Created specifically for the vessel, the AN/ALQ-254(V)1 Viper Shield will deliver a virtual electronic shield that bolsters the aircraft’s defenses using a multiple digital radio frequency, memory-based jamming system, L3Harris announced from Melbourne, Florida on Monday.

“Viper Shield is the highest-performance, lowest-risk EW option for F-16 Vipers in an increasingly dangerous world. As the only EW system for these aircraft to successfully achieve this CDR milestone, we are one step closer to helping our global customers detect and defeat modern advanced threats,” said Ed Zoiss, president of space and airborne systems at L3Harris.

During testing conducted at the Lockheed Martin Systems Integration Lab last year, Viper Shield demonstrated interoperability with the novel APG-83 Active Electronically Scanned Array Radar.

This technology includes an open-systems architecture utilizing commercial-off-the-shelf technology, which makes the system easier to modify and reduces lifecycle costs.

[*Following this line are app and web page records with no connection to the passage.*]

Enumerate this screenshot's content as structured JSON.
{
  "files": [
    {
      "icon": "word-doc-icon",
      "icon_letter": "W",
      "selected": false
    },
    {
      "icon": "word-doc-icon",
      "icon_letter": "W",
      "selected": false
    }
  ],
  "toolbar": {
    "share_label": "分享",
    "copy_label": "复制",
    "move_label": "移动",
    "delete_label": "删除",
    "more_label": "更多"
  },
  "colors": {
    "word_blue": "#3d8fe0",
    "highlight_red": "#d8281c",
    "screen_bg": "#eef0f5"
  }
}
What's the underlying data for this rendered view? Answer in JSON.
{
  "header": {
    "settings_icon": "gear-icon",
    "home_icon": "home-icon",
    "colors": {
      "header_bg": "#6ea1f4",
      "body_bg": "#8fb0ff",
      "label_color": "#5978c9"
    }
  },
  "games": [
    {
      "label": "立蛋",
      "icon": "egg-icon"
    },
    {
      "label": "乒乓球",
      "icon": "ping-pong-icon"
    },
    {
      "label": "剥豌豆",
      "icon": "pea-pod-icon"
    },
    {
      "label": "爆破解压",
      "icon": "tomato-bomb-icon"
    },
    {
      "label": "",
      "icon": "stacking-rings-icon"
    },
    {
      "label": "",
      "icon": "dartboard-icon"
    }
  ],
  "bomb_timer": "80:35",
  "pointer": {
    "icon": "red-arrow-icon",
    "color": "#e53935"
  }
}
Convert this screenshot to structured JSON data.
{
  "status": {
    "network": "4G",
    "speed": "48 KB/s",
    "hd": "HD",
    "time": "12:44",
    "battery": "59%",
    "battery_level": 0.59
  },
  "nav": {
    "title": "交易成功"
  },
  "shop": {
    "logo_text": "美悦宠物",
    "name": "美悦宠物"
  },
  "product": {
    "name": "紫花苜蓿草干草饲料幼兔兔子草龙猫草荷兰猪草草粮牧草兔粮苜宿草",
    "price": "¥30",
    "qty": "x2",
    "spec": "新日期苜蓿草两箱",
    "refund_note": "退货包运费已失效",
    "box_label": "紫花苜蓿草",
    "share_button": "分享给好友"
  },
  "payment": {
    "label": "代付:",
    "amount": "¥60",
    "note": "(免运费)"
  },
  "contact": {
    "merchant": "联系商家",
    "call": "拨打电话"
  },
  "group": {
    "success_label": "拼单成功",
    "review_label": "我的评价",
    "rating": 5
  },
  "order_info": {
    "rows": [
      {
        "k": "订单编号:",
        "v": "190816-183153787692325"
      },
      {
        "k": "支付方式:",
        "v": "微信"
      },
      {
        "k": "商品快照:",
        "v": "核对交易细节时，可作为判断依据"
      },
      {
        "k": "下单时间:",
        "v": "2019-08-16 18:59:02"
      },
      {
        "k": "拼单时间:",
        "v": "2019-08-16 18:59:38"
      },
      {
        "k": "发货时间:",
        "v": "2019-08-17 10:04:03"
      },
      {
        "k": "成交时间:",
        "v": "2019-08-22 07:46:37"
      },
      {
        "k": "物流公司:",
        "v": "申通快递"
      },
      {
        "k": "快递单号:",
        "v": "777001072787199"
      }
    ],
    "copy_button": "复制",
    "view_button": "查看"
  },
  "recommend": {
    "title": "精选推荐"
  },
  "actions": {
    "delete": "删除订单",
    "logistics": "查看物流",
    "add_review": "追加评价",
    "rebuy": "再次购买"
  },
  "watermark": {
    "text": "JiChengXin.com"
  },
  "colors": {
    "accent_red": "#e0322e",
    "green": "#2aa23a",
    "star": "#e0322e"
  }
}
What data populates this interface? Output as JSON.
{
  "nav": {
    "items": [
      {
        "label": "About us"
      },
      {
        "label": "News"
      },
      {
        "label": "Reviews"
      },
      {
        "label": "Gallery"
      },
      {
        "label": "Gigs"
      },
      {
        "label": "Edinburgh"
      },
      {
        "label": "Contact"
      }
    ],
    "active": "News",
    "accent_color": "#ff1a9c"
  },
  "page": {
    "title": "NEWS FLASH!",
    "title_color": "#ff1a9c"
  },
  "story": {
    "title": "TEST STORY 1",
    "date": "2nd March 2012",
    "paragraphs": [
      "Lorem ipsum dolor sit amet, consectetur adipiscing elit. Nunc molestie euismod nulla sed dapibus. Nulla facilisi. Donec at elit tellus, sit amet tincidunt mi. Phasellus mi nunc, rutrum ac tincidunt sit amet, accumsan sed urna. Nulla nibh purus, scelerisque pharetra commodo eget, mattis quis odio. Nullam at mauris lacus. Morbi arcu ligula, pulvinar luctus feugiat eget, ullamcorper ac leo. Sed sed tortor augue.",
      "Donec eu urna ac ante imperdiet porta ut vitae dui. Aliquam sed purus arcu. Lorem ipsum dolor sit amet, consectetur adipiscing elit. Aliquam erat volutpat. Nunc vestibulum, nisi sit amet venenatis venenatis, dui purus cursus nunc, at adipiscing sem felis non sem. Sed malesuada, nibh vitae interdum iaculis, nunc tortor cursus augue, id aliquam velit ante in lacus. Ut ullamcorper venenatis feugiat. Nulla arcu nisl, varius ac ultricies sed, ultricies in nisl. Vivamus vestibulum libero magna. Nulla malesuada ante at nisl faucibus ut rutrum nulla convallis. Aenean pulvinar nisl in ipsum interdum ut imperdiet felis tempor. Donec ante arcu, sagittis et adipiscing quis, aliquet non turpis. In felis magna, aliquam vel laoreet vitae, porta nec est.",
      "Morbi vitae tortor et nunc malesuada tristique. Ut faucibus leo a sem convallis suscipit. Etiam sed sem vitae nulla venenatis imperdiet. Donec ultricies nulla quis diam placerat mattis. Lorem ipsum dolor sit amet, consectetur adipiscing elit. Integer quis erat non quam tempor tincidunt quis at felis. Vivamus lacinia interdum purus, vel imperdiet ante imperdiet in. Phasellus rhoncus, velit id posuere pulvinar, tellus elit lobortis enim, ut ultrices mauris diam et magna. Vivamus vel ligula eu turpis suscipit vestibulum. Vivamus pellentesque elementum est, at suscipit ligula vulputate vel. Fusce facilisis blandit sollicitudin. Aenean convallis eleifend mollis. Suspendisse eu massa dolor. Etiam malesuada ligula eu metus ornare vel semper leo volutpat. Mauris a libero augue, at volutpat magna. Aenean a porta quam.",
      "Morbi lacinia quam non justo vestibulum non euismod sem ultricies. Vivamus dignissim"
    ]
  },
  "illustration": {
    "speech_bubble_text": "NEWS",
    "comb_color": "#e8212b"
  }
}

Using internal research and development investments and international commitments, L3Harris eliminated the need for U.S. government funding to build the Viper Shield EW system for the aircraft.

Once new hardware and software is installed into the system, Viper Shield will return to Lockheed Martin Systems Integration Lab to assess the complete compatibility of the next set of planned capabilities with the F-16 Block 70/72 FMS aircraft. The company expects to complete the next stage of the development process in the second quarter of 2023.

L3Harris’ other work in the electronic warfare realm includes an ongoing $947 million Air Force contract, under which the company is currently improving the AN/ALQ-172 EW self-protection system used in the service branch’s B-52 aircraft. Similar to Viper Shield, the AN/ALQ-172 system is intended to counter multiple electronic spectrum threats that may impact aircraft operations.